George Palade, Nobel Winner for Work Inspiring Modern Cell Biology, Dies at 95 By ANDREW POLLACK New York Times, October 9, 2008
LOS ANGELES — George E. Palade, whose discoveries about the intricate inner workings of cells helped give birth to the field of modern cell biology and earned him a Nobel Prize, died Tuesday at his home in Del Mar, Calif., at 95. The cause was complications of Parkinson’s disease, said his wife, Marilyn Farquhar.
Beginning in the 1940s, Dr. Palade (pronounced pah-LAH-dee) pioneered in using electron microscopy and other techniques to discover tiny structures within cells and to discern their functions. He discovered the ribosome, the cell’s protein-making factory, and helped explain the way proteins are transported out of the cell, as when a pancreatic cell secretes insulin, for example.

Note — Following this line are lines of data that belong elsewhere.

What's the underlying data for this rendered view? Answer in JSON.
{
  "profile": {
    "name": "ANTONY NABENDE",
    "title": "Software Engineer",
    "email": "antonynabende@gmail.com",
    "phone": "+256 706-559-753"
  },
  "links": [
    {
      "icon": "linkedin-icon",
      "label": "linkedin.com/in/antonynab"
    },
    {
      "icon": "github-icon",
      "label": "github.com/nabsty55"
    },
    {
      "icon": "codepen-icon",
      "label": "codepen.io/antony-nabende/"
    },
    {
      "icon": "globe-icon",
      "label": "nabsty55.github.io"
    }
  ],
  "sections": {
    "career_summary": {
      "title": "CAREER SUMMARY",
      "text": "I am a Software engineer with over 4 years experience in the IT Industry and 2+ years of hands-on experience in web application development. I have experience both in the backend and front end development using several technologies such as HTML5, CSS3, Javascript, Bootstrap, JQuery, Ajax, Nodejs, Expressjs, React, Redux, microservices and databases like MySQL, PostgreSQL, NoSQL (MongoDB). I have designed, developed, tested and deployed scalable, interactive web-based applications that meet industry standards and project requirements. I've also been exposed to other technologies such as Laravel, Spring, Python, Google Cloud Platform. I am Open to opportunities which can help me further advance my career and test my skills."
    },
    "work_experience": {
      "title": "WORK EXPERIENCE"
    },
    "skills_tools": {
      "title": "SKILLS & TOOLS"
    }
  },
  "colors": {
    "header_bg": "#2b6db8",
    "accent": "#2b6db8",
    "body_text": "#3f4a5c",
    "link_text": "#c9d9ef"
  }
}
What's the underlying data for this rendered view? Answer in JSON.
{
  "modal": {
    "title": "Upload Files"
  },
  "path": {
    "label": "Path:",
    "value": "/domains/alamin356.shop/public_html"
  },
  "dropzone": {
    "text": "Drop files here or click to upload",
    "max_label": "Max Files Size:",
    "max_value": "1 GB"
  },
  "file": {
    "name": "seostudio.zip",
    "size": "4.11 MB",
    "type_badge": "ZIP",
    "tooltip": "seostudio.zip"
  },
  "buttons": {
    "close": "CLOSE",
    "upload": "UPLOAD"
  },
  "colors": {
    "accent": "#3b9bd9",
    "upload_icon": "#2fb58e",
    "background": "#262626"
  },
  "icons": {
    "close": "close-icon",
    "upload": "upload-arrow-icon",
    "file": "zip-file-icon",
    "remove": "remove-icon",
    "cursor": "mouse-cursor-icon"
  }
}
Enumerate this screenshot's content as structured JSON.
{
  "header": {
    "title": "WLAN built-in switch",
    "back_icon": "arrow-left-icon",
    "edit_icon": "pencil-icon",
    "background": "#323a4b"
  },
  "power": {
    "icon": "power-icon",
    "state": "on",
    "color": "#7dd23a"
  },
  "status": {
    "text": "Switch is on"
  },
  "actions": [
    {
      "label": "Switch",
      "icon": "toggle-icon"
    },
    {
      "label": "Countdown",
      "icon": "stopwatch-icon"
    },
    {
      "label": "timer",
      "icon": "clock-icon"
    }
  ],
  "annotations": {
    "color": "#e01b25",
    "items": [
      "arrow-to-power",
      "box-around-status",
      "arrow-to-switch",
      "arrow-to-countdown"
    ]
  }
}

Such discoveries later proved useful in understanding diseases and in the protein production that is the basis of the biotechnology industry.
“In cell biology he is clearly the most influential scientist ever,” Günter Blobel, a professor at Rockefeller University, said Wednesday. Dr. Blobel, who was once a postdoctoral researcher in Dr. Palade’s laboratory, won a Nobel Prize of his own in 1999 for essentially following up on some of Dr. Palade’s discoveries.
Dr. Palade shared the Nobel Prize in Physiology or Medicine in 1974 with Albert Claude and Christian de Duve. Awarding the prize, the Karolinska Institute said the three had been “largely responsible for the creation of modern cell biology.”
In his acceptance speech, Dr. Palade said the new discoveries would lead to better understanding of diseases, many of which are caused by cellular dysfunction.
“Cell biology,” he said, “finally makes possible a century-old dream: that of analysis of diseases at the cellular level, the first step toward their final control.”
George Emil Palade was born on Nov. 19, 1912, in Iasi, Romania. His father, a professor of philosophy, had hoped the son would follow in his footsteps. But young George “preferred to deal with tangibles and specifics,” he would recall in the autobiography he wrote upon becoming a Nobel laureate.
He earned a medical degree from the University of Bucharest, but his interest was in basic science. So he went to New York University in 1946 for further studies and moved the next year to the Rockefeller Institute for Medical Research, now Rockefeller University, where a new field was being born.
Scientists had started examining cells using light microscopes in the 19th century. But those microscopes were not powerful enough to see structures much smaller than the cell nucleus, so the field of cell biology had stagnated.
At Rockefeller, however, Dr. Claude had begun using a more powerful tool, the recently invented electron microscope. This was not a straightforward process, because the cells could be damaged as a result of it. But Dr. Palade helped refine electron microscopy of cells “to the highest degree of artistry,” the presenter of his Nobel Prize said.
He also helped develop a technique called cell fractionation, in which cells are broken apart and components are separated based on their density, using a centrifuge. This isolated each of the components so they could be studied.
In 1973, Dr. Palade moved to Yale, where he became the chairman of the new department of cell biology. In 1990, at 77, he became the first dean for scientific affairs at the School of Medicine at the University of California, San Diego. He retired in 2001. The school named a building for him in 2004, and a professorship was endowed in his name in 2006.
Dr. Palade won many awards other than the Nobel, including the Albert Lasker Basic Medical Research Award and the National Medal of Science. As the only Nobel laureate from Romania, he was well known and honored in that country.
Those who knew him say he gave eloquent lectures and had a knack for clearly summarizing complex information. He had a vast knowledge of art, history, music and literature — “an old-fashioned European gentleman,” said Gordon Gill, the current science dean at the San Diego medical school.
Dr. Palade also trained legions of scientists. When the medical school had a symposium in honor of his 85th birthday, people came from all over the world, Dr. Gill said.
One of Dr. Palade’s postdoctoral researchers, Dr. Farquhar, became his wife in 1970. The two maintained independent laboratories and scientific careers, though they sometimes collaborated. Dr. Farquhar is now chairwoman of the department of cellular and molecular medicine at the medical school.
In addition to his wife, Dr. Palade is survived by two children from an earlier marriage, Georgia Van Dusen of Manhattan and Philip Palade, a professor of pharmacology at the University of Arkansas at Little Rock; two stepchildren, Douglas Farquhar and Bruce Farquhar, both of San Diego; and two granddaughters.